by Stephen Di Lorenzo, Australia
Over the last few years my adventures in the world of peacebuilding and conflict management have been rather limited, yet my enthusiasm for the field has grown. My foray into the realm of legal mediation gives me firm ground on which to build and the 2014 IPSI Bologna Symposium has been a site of rapid construction in knowledge and practical skills learnt directly from the professionals and experts in the field.
On Tuesday the 15th of July Search for Common Ground’s Michael Shipler and Rajendra Mulmi—SFCG Asia Regional Director and Nepal National Director respectively— continued their training on facilitation. I was somewhat sceptical about the focus of training purely in facilitation, but I put this down to my own ignorance of the distinction between this role and the role of mediators and trainers.
The simulation involved designing a public dialogue process that would bring together various community groups with a diverse range of views and opinions. Whilst the objective of our meeting was to pitch our project to a panel of experts, a large portion of our actual focus was on the internal mechanisms within our groups leading to a successful project pitch.
One point that was raised in our initial training was the integral nature of questioning as a process to the facilitator. It was insightful to see how this theory worked in practice during the simulation. As there are so many dynamics at play during the process.

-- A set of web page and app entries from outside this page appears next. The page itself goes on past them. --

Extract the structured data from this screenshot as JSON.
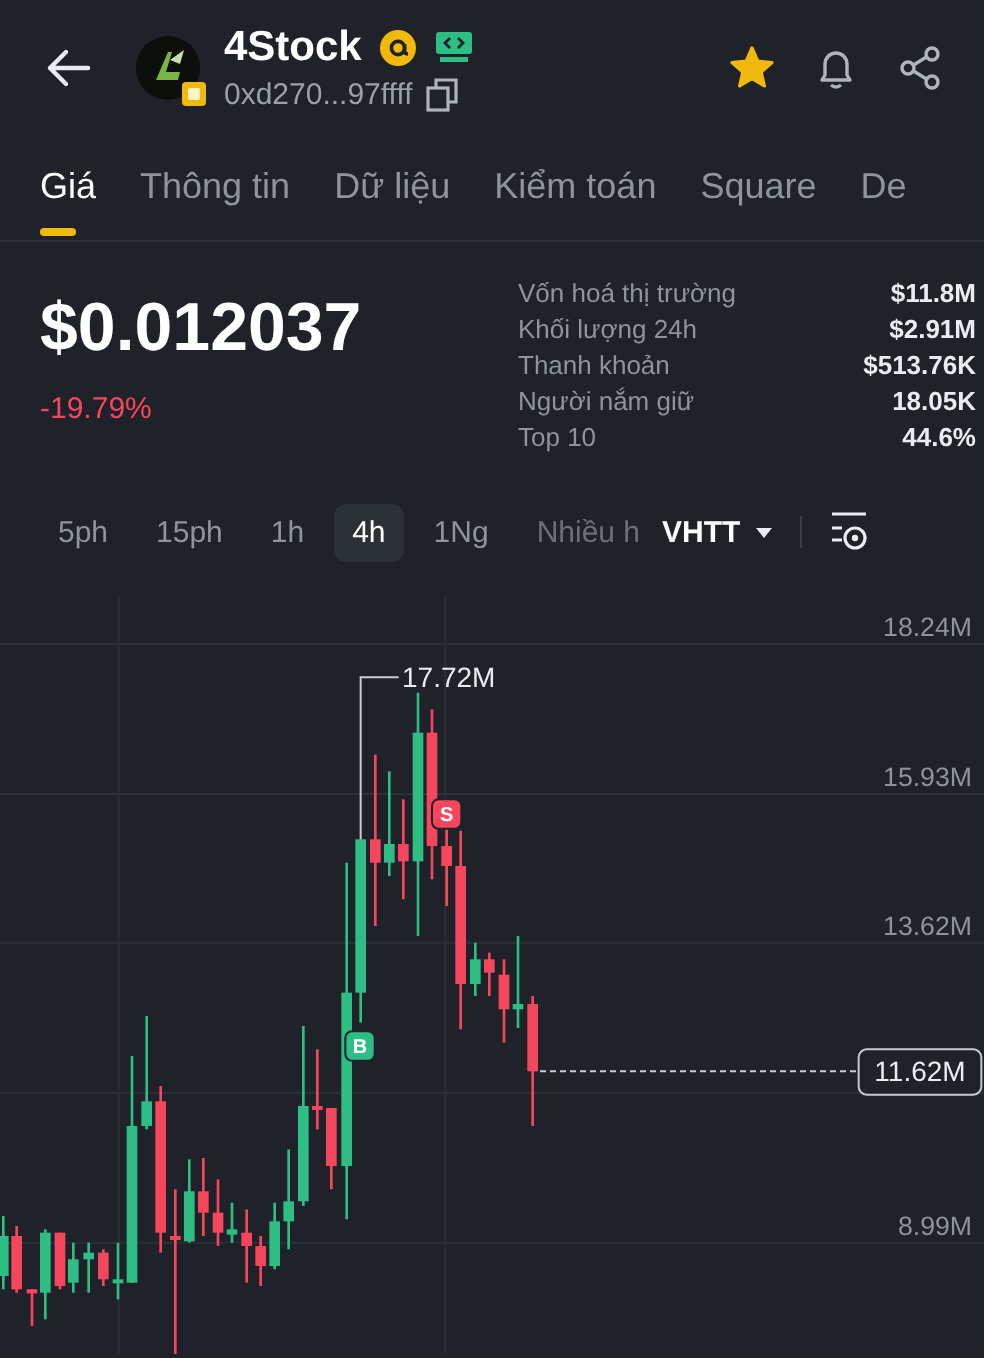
{
  "header": {
    "title": "4Stock",
    "address": "0xd270...97ffff",
    "favorite": true
  },
  "tabs": [
    {
      "label": "Giá",
      "selected": true
    },
    {
      "label": "Thông tin",
      "selected": false
    },
    {
      "label": "Dữ liệu",
      "selected": false
    },
    {
      "label": "Kiểm toán",
      "selected": false
    },
    {
      "label": "Square",
      "selected": false
    },
    {
      "label": "De",
      "selected": false
    }
  ],
  "price": {
    "value": "$0.012037",
    "change": "-19.79%"
  },
  "stats": [
    {
      "label": "Vốn hoá thị trường",
      "value": "$11.8M"
    },
    {
      "label": "Khối lượng 24h",
      "value": "$2.91M"
    },
    {
      "label": "Thanh khoản",
      "value": "$513.76K"
    },
    {
      "label": "Người nắm giữ",
      "value": "18.05K"
    },
    {
      "label": "Top 10",
      "value": "44.6%"
    }
  ],
  "intervals": [
    {
      "label": "5ph",
      "selected": false
    },
    {
      "label": "15ph",
      "selected": false
    },
    {
      "label": "1h",
      "selected": false
    },
    {
      "label": "4h",
      "selected": true
    },
    {
      "label": "1Ng",
      "selected": false
    },
    {
      "label": "Nhiều h",
      "selected": false
    }
  ],
  "chart_type": "VHTT",
  "chart": {
    "y_labels": [
      "18.24M",
      "15.93M",
      "13.62M",
      "8.99M"
    ],
    "high_label": "17.72M",
    "current_label": "11.62M",
    "markers": [
      {
        "kind": "buy",
        "label": "B"
      },
      {
        "kind": "sell",
        "label": "S"
      }
    ]
  }
}
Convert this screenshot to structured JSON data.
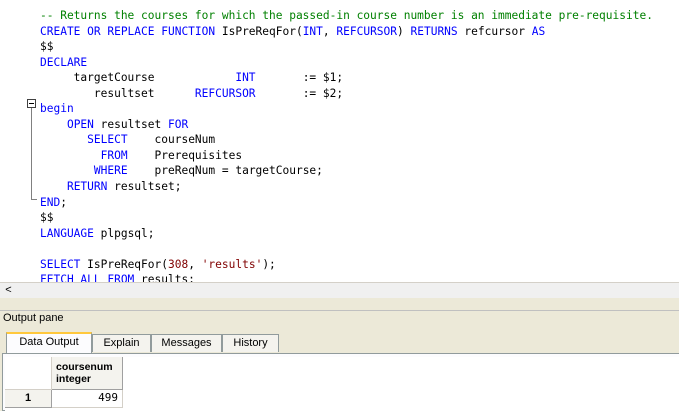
{
  "editor": {
    "lines": [
      {
        "segs": [
          {
            "t": "-- Returns the courses for which the passed-in course number is an immediate pre-requisite.",
            "c": "cm"
          }
        ]
      },
      {
        "segs": [
          {
            "t": "CREATE OR REPLACE FUNCTION ",
            "c": "kw"
          },
          {
            "t": "IsPreReqFor(",
            "c": "tx"
          },
          {
            "t": "INT",
            "c": "kw"
          },
          {
            "t": ", ",
            "c": "tx"
          },
          {
            "t": "REFCURSOR",
            "c": "kw"
          },
          {
            "t": ") ",
            "c": "tx"
          },
          {
            "t": "RETURNS",
            "c": "kw"
          },
          {
            "t": " refcursor ",
            "c": "tx"
          },
          {
            "t": "AS",
            "c": "kw"
          }
        ]
      },
      {
        "segs": [
          {
            "t": "$$",
            "c": "tx"
          }
        ]
      },
      {
        "segs": [
          {
            "t": "DECLARE",
            "c": "kw"
          }
        ]
      },
      {
        "segs": [
          {
            "t": "     targetCourse            ",
            "c": "tx"
          },
          {
            "t": "INT",
            "c": "kw"
          },
          {
            "t": "       := $1;",
            "c": "tx"
          }
        ]
      },
      {
        "segs": [
          {
            "t": "        resultset      ",
            "c": "tx"
          },
          {
            "t": "REFCURSOR",
            "c": "kw"
          },
          {
            "t": "       := $2;",
            "c": "tx"
          }
        ]
      },
      {
        "segs": [
          {
            "t": "begin",
            "c": "kw"
          }
        ]
      },
      {
        "segs": [
          {
            "t": "    ",
            "c": "tx"
          },
          {
            "t": "OPEN",
            "c": "kw"
          },
          {
            "t": " resultset ",
            "c": "tx"
          },
          {
            "t": "FOR",
            "c": "kw"
          }
        ]
      },
      {
        "segs": [
          {
            "t": "       ",
            "c": "tx"
          },
          {
            "t": "SELECT",
            "c": "kw"
          },
          {
            "t": "    courseNum",
            "c": "tx"
          }
        ]
      },
      {
        "segs": [
          {
            "t": "         ",
            "c": "tx"
          },
          {
            "t": "FROM",
            "c": "kw"
          },
          {
            "t": "    Prerequisites",
            "c": "tx"
          }
        ]
      },
      {
        "segs": [
          {
            "t": "        ",
            "c": "tx"
          },
          {
            "t": "WHERE",
            "c": "kw"
          },
          {
            "t": "    preReqNum = targetCourse;",
            "c": "tx"
          }
        ]
      },
      {
        "segs": [
          {
            "t": "    ",
            "c": "tx"
          },
          {
            "t": "RETURN",
            "c": "kw"
          },
          {
            "t": " resultset;",
            "c": "tx"
          }
        ]
      },
      {
        "segs": [
          {
            "t": "END",
            "c": "kw"
          },
          {
            "t": ";",
            "c": "tx"
          }
        ]
      },
      {
        "segs": [
          {
            "t": "$$",
            "c": "tx"
          }
        ]
      },
      {
        "segs": [
          {
            "t": "LANGUAGE",
            "c": "kw"
          },
          {
            "t": " plpgsql;",
            "c": "tx"
          }
        ]
      },
      {
        "segs": [
          {
            "t": "",
            "c": "tx"
          }
        ]
      },
      {
        "segs": [
          {
            "t": "SELECT",
            "c": "kw"
          },
          {
            "t": " IsPreReqFor(",
            "c": "tx"
          },
          {
            "t": "308",
            "c": "num"
          },
          {
            "t": ", ",
            "c": "tx"
          },
          {
            "t": "'results'",
            "c": "str"
          },
          {
            "t": ");",
            "c": "tx"
          }
        ]
      },
      {
        "segs": [
          {
            "t": "FETCH ALL FROM",
            "c": "kw"
          },
          {
            "t": " results;",
            "c": "tx"
          }
        ]
      }
    ]
  },
  "scrollbar": {
    "left_arrow": "<"
  },
  "output_pane": {
    "title": "Output pane",
    "tabs": [
      "Data Output",
      "Explain",
      "Messages",
      "History"
    ],
    "active_tab": "Data Output",
    "grid": {
      "column": {
        "name": "coursenum",
        "type": "integer"
      },
      "rows": [
        {
          "row_number": "1",
          "value": "499"
        }
      ]
    }
  }
}
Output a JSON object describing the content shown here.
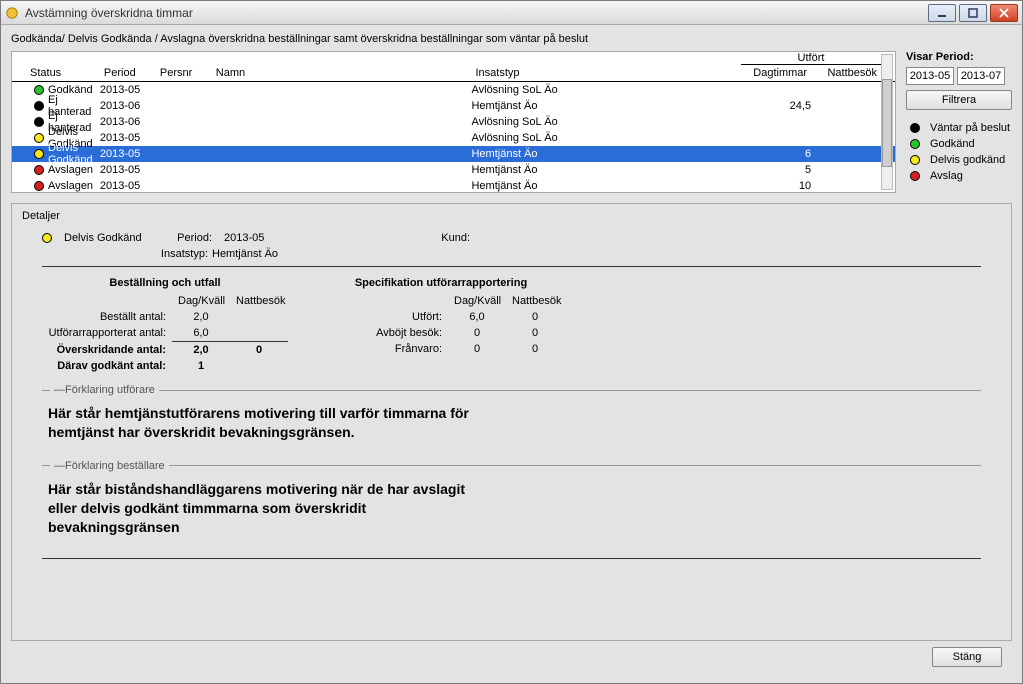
{
  "window": {
    "title": "Avstämning överskridna timmar"
  },
  "breadcrumb": "Godkända/ Delvis Godkända / Avslagna överskridna beställningar samt överskridna beställningar som väntar på beslut",
  "table": {
    "group_header": "Utfört",
    "columns": {
      "status": "Status",
      "period": "Period",
      "persnr": "Persnr",
      "namn": "Namn",
      "insatstyp": "Insatstyp",
      "dagtimmar": "Dagtimmar",
      "nattbesok": "Nattbesök"
    },
    "rows": [
      {
        "status": "Godkänd",
        "color": "#27c22a",
        "period": "2013-05",
        "persnr": "",
        "namn": "",
        "insatstyp": "Avlösning SoL Äo",
        "dag": "",
        "natt": "",
        "selected": false
      },
      {
        "status": "Ej hanterad",
        "color": "#000000",
        "period": "2013-06",
        "persnr": "",
        "namn": "",
        "insatstyp": "Hemtjänst Äo",
        "dag": "24,5",
        "natt": "",
        "selected": false
      },
      {
        "status": "Ej hanterad",
        "color": "#000000",
        "period": "2013-06",
        "persnr": "",
        "namn": "",
        "insatstyp": "Avlösning SoL Äo",
        "dag": "",
        "natt": "",
        "selected": false
      },
      {
        "status": "Delvis Godkänd",
        "color": "#f7e91a",
        "period": "2013-05",
        "persnr": "",
        "namn": "",
        "insatstyp": "Avlösning SoL Äo",
        "dag": "",
        "natt": "",
        "selected": false
      },
      {
        "status": "Delvis Godkänd",
        "color": "#f7e91a",
        "period": "2013-05",
        "persnr": "",
        "namn": "",
        "insatstyp": "Hemtjänst Äo",
        "dag": "6",
        "natt": "",
        "selected": true
      },
      {
        "status": "Avslagen",
        "color": "#d92020",
        "period": "2013-05",
        "persnr": "",
        "namn": "",
        "insatstyp": "Hemtjänst Äo",
        "dag": "5",
        "natt": "",
        "selected": false
      },
      {
        "status": "Avslagen",
        "color": "#d92020",
        "period": "2013-05",
        "persnr": "",
        "namn": "",
        "insatstyp": "Hemtjänst Äo",
        "dag": "10",
        "natt": "",
        "selected": false
      }
    ]
  },
  "filter": {
    "title": "Visar Period:",
    "from": "2013-05",
    "to": "2013-07",
    "button": "Filtrera"
  },
  "legend": [
    {
      "color": "#000000",
      "label": "Väntar på beslut"
    },
    {
      "color": "#27c22a",
      "label": "Godkänd"
    },
    {
      "color": "#f7e91a",
      "label": "Delvis godkänd"
    },
    {
      "color": "#d92020",
      "label": "Avslag"
    }
  ],
  "details": {
    "title": "Detaljer",
    "status_color": "#f7e91a",
    "status": "Delvis Godkänd",
    "period_label": "Period:",
    "period": "2013-05",
    "kund_label": "Kund:",
    "kund": "",
    "insatstyp_label": "Insatstyp:",
    "insatstyp": "Hemtjänst Äo",
    "left": {
      "title": "Beställning och utfall",
      "col1": "Dag/Kväll",
      "col2": "Nattbesök",
      "rows": [
        {
          "label": "Beställt antal:",
          "v1": "2,0",
          "v2": ""
        },
        {
          "label": "Utförarrapporterat antal:",
          "v1": "6,0",
          "v2": ""
        },
        {
          "label": "Överskridande antal:",
          "v1": "2,0",
          "v2": "0",
          "bold": true
        },
        {
          "label": "Därav godkänt antal:",
          "v1": "1",
          "v2": "",
          "bold": true
        }
      ]
    },
    "right": {
      "title": "Specifikation utförarrapportering",
      "col1": "Dag/Kväll",
      "col2": "Nattbesök",
      "rows": [
        {
          "label": "Utfört:",
          "v1": "6,0",
          "v2": "0"
        },
        {
          "label": "Avböjt besök:",
          "v1": "0",
          "v2": "0"
        },
        {
          "label": "Frånvaro:",
          "v1": "0",
          "v2": "0"
        }
      ]
    },
    "forklaring_utforare": {
      "legend": "Förklaring utförare",
      "text": "Här står hemtjänstutförarens motivering till varför timmarna för hemtjänst har överskridit bevakningsgränsen."
    },
    "forklaring_bestallare": {
      "legend": "Förklaring beställare",
      "text": "Här står biståndshandläggarens motivering när de har avslagit eller delvis godkänt timmmarna som överskridit bevakningsgränsen"
    }
  },
  "footer": {
    "close": "Stäng"
  }
}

Throughout the morning’s training, I was feeling more familiar with the role of a facilitator in a leadership capacity and I began to understand how facilitation relates to some of my previous work. Michael started going through the characteristics of facilitation: engaging and focussing on the process rather than the content of the discussion, being constantly in a mode of inquiry about multiple points of view and not advocating a particular position, distinguishing between facts and values, and knowing when to ask certain questions regarding both so as to draw out an awareness amongst the group. Then, Michael made the point that, as a facilitator, you are accountable to a purpose. This made me pause mid thought-flow and has stuck with me as an over-arching principle from which I will operate from.
Accountability is a frequently abused concept insofar as it is often avoided when it is needed and used as an instrument of injury when it should be an opportunity for exercising and demonstrating ones’ capacity. There are different levels of accountability necessary for a leader. These levels include: accountability to your superiors (uncontroversial), accountability to your stakeholders, clients, and constituents, accountability to yourself, and accountability to an over-arching purpose. Accountability to this last level— to an over-arching purpose, — is a concept I had not considered before.
As the symposium continues, I hope to gain many more knowledge from all the incredible experiences of all the amazing speakers and trainers that we have to look forward to.